Your answer should be the full set of entries, given again without alteration.

** EXTRACTED INFORMATION follows **

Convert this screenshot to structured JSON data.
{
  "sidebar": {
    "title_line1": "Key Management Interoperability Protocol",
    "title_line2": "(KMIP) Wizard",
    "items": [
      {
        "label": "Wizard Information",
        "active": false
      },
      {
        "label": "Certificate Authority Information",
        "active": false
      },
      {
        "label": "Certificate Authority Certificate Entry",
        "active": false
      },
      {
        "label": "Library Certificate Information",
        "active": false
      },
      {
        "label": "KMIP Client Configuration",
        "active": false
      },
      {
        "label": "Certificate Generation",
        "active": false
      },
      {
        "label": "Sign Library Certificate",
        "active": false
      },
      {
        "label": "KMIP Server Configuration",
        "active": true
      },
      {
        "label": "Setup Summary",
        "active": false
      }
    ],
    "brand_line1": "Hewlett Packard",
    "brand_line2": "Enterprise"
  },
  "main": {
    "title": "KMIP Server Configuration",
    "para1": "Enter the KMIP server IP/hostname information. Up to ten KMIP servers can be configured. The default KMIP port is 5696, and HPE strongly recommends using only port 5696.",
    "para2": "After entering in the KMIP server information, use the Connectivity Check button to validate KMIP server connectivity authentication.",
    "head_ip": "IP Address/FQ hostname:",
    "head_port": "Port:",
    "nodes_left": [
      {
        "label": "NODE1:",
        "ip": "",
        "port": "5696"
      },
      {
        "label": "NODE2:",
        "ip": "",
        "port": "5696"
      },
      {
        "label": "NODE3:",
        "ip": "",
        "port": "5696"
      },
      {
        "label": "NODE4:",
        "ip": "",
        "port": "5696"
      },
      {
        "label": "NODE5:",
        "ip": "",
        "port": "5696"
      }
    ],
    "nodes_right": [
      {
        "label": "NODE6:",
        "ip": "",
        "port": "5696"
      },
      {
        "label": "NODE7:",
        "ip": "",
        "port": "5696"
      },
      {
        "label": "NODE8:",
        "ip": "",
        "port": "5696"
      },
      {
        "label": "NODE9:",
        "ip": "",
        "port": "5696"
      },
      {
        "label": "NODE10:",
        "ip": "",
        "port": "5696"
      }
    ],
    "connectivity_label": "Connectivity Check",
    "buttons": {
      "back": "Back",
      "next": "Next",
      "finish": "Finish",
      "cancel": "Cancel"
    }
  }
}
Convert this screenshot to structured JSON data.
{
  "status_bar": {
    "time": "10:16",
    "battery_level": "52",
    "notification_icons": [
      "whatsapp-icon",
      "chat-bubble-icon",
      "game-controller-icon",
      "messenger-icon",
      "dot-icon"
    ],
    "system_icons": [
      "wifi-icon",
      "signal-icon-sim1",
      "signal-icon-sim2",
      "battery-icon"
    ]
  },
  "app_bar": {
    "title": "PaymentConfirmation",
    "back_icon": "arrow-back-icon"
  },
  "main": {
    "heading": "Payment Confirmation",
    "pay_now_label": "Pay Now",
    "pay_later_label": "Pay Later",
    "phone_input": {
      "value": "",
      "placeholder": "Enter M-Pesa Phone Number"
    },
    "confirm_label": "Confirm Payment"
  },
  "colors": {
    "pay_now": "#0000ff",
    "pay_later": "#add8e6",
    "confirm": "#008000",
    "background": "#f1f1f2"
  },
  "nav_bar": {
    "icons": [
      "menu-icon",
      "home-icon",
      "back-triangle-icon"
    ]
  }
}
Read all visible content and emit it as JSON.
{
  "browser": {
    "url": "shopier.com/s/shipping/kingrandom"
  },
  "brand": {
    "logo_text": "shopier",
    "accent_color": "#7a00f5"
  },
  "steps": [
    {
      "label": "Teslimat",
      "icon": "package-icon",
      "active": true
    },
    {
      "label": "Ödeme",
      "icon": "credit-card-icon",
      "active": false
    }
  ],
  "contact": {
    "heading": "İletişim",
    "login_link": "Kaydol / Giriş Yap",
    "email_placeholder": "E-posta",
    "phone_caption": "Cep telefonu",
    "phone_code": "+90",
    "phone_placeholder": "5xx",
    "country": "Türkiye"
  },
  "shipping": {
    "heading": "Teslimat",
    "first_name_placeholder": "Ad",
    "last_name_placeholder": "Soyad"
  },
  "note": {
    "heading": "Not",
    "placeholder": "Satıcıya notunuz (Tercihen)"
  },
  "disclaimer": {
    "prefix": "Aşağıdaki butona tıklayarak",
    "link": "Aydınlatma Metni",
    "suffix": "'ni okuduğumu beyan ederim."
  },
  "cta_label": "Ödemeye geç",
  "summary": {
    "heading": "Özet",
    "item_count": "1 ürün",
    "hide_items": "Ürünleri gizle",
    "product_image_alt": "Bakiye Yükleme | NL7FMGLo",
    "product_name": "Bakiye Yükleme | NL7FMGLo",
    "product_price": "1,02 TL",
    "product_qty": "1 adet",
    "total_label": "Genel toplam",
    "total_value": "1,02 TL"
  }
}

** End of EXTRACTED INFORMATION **

**EXERCISE RESPONSE:**
Convert this screenshot to structured JSON data.
{
  "sidebar": {
    "title_line1": "Key Management Interoperability Protocol",
    "title_line2": "(KMIP) Wizard",
    "items": [
      {
        "label": "Wizard Information",
        "active": false
      },
      {
        "label": "Certificate Authority Information",
        "active": false
      },
      {
        "label": "Certificate Authority Certificate Entry",
        "active": false
      },
      {
        "label": "Library Certificate Information",
        "active": false
      },
      {
        "label": "KMIP Client Configuration",
        "active": false
      },
      {
        "label": "Certificate Generation",
        "active": false
      },
      {
        "label": "Sign Library Certificate",
        "active": false
      },
      {
        "label": "KMIP Server Configuration",
        "active": true
      },
      {
        "label": "Setup Summary",
        "active": false
      }
    ],
    "brand_line1": "Hewlett Packard",
    "brand_line2": "Enterprise"
  },
  "main": {
    "title": "KMIP Server Configuration",
    "para1": "Enter the KMIP server IP/hostname information. Up to ten KMIP servers can be configured. The default KMIP port is 5696, and HPE strongly recommends using only port 5696.",
    "para2": "After entering in the KMIP server information, use the Connectivity Check button to validate KMIP server connectivity authentication.",
    "head_ip": "IP Address/FQ hostname:",
    "head_port": "Port:",
    "nodes_left": [
      {
        "label": "NODE1:",
        "ip": "",
        "port": "5696"
      },
      {
        "label": "NODE2:",
        "ip": "",
        "port": "5696"
      },
      {
        "label": "NODE3:",
        "ip": "",
        "port": "5696"
      },
      {
        "label": "NODE4:",
        "ip": "",
        "port": "5696"
      },
      {
        "label": "NODE5:",
        "ip": "",
        "port": "5696"
      }
    ],
    "nodes_right": [
      {
        "label": "NODE6:",
        "ip": "",
        "port": "5696"
      },
      {
        "label": "NODE7:",
        "ip": "",
        "port": "5696"
      },
      {
        "label": "NODE8:",
        "ip": "",
        "port": "5696"
      },
      {
        "label": "NODE9:",
        "ip": "",
        "port": "5696"
      },
      {
        "label": "NODE10:",
        "ip": "",
        "port": "5696"
      }
    ],
    "connectivity_label": "Connectivity Check",
    "buttons": {
      "back": "Back",
      "next": "Next",
      "finish": "Finish",
      "cancel": "Cancel"
    }
  }
}
Convert this screenshot to structured JSON data.
{
  "status_bar": {
    "time": "10:16",
    "battery_level": "52",
    "notification_icons": [
      "whatsapp-icon",
      "chat-bubble-icon",
      "game-controller-icon",
      "messenger-icon",
      "dot-icon"
    ],
    "system_icons": [
      "wifi-icon",
      "signal-icon-sim1",
      "signal-icon-sim2",
      "battery-icon"
    ]
  },
  "app_bar": {
    "title": "PaymentConfirmation",
    "back_icon": "arrow-back-icon"
  },
  "main": {
    "heading": "Payment Confirmation",
    "pay_now_label": "Pay Now",
    "pay_later_label": "Pay Later",
    "phone_input": {
      "value": "",
      "placeholder": "Enter M-Pesa Phone Number"
    },
    "confirm_label": "Confirm Payment"
  },
  "colors": {
    "pay_now": "#0000ff",
    "pay_later": "#add8e6",
    "confirm": "#008000",
    "background": "#f1f1f2"
  },
  "nav_bar": {
    "icons": [
      "menu-icon",
      "home-icon",
      "back-triangle-icon"
    ]
  }
}
Read all visible content and emit it as JSON.
{
  "browser": {
    "url": "shopier.com/s/shipping/kingrandom"
  },
  "brand": {
    "logo_text": "shopier",
    "accent_color": "#7a00f5"
  },
  "steps": [
    {
      "label": "Teslimat",
      "icon": "package-icon",
      "active": true
    },
    {
      "label": "Ödeme",
      "icon": "credit-card-icon",
      "active": false
    }
  ],
  "contact": {
    "heading": "İletişim",
    "login_link": "Kaydol / Giriş Yap",
    "email_placeholder": "E-posta",
    "phone_caption": "Cep telefonu",
    "phone_code": "+90",
    "phone_placeholder": "5xx",
    "country": "Türkiye"
  },
  "shipping": {
    "heading": "Teslimat",
    "first_name_placeholder": "Ad",
    "last_name_placeholder": "Soyad"
  },
  "note": {
    "heading": "Not",
    "placeholder": "Satıcıya notunuz (Tercihen)"
  },
  "disclaimer": {
    "prefix": "Aşağıdaki butona tıklayarak",
    "link": "Aydınlatma Metni",
    "suffix": "'ni okuduğumu beyan ederim."
  },
  "cta_label": "Ödemeye geç",
  "summary": {
    "heading": "Özet",
    "item_count": "1 ürün",
    "hide_items": "Ürünleri gizle",
    "product_image_alt": "Bakiye Yükleme | NL7FMGLo",
    "product_name": "Bakiye Yükleme | NL7FMGLo",
    "product_price": "1,02 TL",
    "product_qty": "1 adet",
    "total_label": "Genel toplam",
    "total_value": "1,02 TL"
  }
}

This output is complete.